Economic Impact of Recreational Trail Use in Different Regions of Minnesota
This study is an example of a statewide assessment and demonstrates an approach to use publicly-available data, avoiding the expense of primary data collection. This study acknowledges the distinct regions of the state, which have very different economic and recreational resources. Another state-wide Minnesota study (64) relied more on collecting data via user group surveys, but had less emphasis on the regions within the state.
The study was conducted in five regions across Minnesota–Northwest, Northeast, Central, Metro area, and South. Results were also compiled statewide.
Ten types of recreational trails were surveyed in Minnesota: snowmobile, all-terrain vehicle (ATV), bicycle riding, cross-country skiing, Off- Road Vehicle (ORV), horseback riding, inline skating, off-highway motorcycle (OHM), running/jogging outdoors, and walking/hiking outdoors.
The purpose of this 2009 study is to show the total use of each trail, both by local users and visitors, and their associated total spending. Ten trail types were surveyed to measure the contribution or significance of the trail to the local economy. Minnesota Recreational Trail Users Association (MRTUA) surveyed its members to create a profile of trail users, their expenditures, and their economic impact on local economies. The association contracted with the University of Minnesota Tourism Center (UMN) to conduct the study.
There are two separate reports. The first report presents a profile of trail users: the demographics, trail experiences, motivations, conflicts, and interactions. The second report presents estimates of total trail-user spending in each of Minnesota’s regions and the economic impact on the local economy.
The study found that attractive recreational trails have improved the quality of life in all regions. Trails are used as an important recruiting tool by local businesses, chambers of commerce, and public agencies. In addition, the trails attract people with special skills or talents, and encourage new and expanding businesses. For example, a good snowmobile trail could stimulate sales, rental and repair businesses as well as lodging and restaurants, and subsequently provide jobs in customer service, marketing, engine repair, manufacturing, outdoor recreation and more.
Trails are small income generators compared to manufacturing, health services and other large sectors of the local economy. However, trails’ impacts are concentrated in the most rural communities, and these impacts then spread to other regional businesses and commercial hubs. Trails only have an economic impact when they bring in money from outside the region, or induce spending by locals on equipment, guiding services, etc. that would not have happened otherwise. In this study, it appears that the northern and central regions, which attract visitors from outside the region, do experience an economic impact from outside spending. However, in the metro and south region, trail users tend to be locals who do not bring additional revenue to the community by using the trails. In these places, spending on trails-related equipment and spending by out-of-state visitors are the main economic impact generators.

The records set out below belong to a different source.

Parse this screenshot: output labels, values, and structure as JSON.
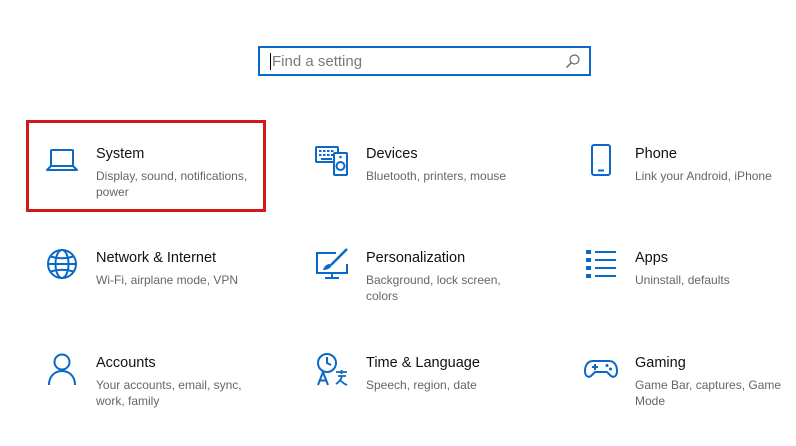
{
  "search": {
    "placeholder": "Find a setting",
    "value": ""
  },
  "colors": {
    "accent": "#0a68c6",
    "selection": "#d3181c",
    "title": "#111111",
    "description": "#666666"
  },
  "tiles": [
    {
      "title": "System",
      "desc": "Display, sound, notifications, power",
      "icon": "laptop-icon",
      "selected": true
    },
    {
      "title": "Devices",
      "desc": "Bluetooth, printers, mouse",
      "icon": "devices-icon",
      "selected": false
    },
    {
      "title": "Phone",
      "desc": "Link your Android, iPhone",
      "icon": "phone-icon",
      "selected": false
    },
    {
      "title": "Network & Internet",
      "desc": "Wi-Fi, airplane mode, VPN",
      "icon": "globe-icon",
      "selected": false
    },
    {
      "title": "Personalization",
      "desc": "Background, lock screen, colors",
      "icon": "paint-icon",
      "selected": false
    },
    {
      "title": "Apps",
      "desc": "Uninstall, defaults",
      "icon": "apps-list-icon",
      "selected": false
    },
    {
      "title": "Accounts",
      "desc": "Your accounts, email, sync, work, family",
      "icon": "person-icon",
      "selected": false
    },
    {
      "title": "Time & Language",
      "desc": "Speech, region, date",
      "icon": "time-language-icon",
      "selected": false
    },
    {
      "title": "Gaming",
      "desc": "Game Bar, captures, Game Mode",
      "icon": "gamepad-icon",
      "selected": false
    }
  ]
}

Although the monetary benefits of traveler-spending in northern Minnesota are not felt in the metro area, access to developed trails and other amenities helps sustain the vitality of the metro population and the regional economy.
The author estimates the following annual economic impacts for 2008:
- $2.4 billion in statewide trail spending in Minnesota.
- $439 million in spending by out-of-state visitors, equivalent to 20 percent of total trail spending.
- $492 million or 23 percent was spent by Minnesota residents traveling to other regions within the state.
- State and local revenues from all taxes, fees and other sources amounted to $206 million.
Annual household purchases of new equipment and costs of upkeep reached $839 million, or 35 percent of total spending at the trails. This produced $1 billion in total business sales.
This study used the National Visitor Use Monitoring (NVUM) survey to estimate use on ten types of recreational trails: snowmobile, all-terrain vehicle (ATV), bicycle riding, cross-country skiing, off-road vehicle (ORV), horseback riding, inline skating, off-highway motorcycle (OHM), running/jogging outdoors, and walking/hiking outdoors. Surveys of trail users were conducted during the summer and fall of 2008. The summer survey covered winter activities during the previous 12 months, while the fall survey covered summer activities during the previous 12 months.
The study estimated total person-days during visits by trail users and their spending on various consumer commodities, equipment, and other items. It estimated average trail spending (dollars per person-day) by local residents, users from other Minnesota regions, and visitors from out-of-state. Estimates of total spending for the three groups were calculated by multiplying the total person-days at the trails by the average spending.
Venegas, E. 2009. Economic Impact of Recreational Trail Use in Different Regions of Minnesota. MN Department of Employment and Development.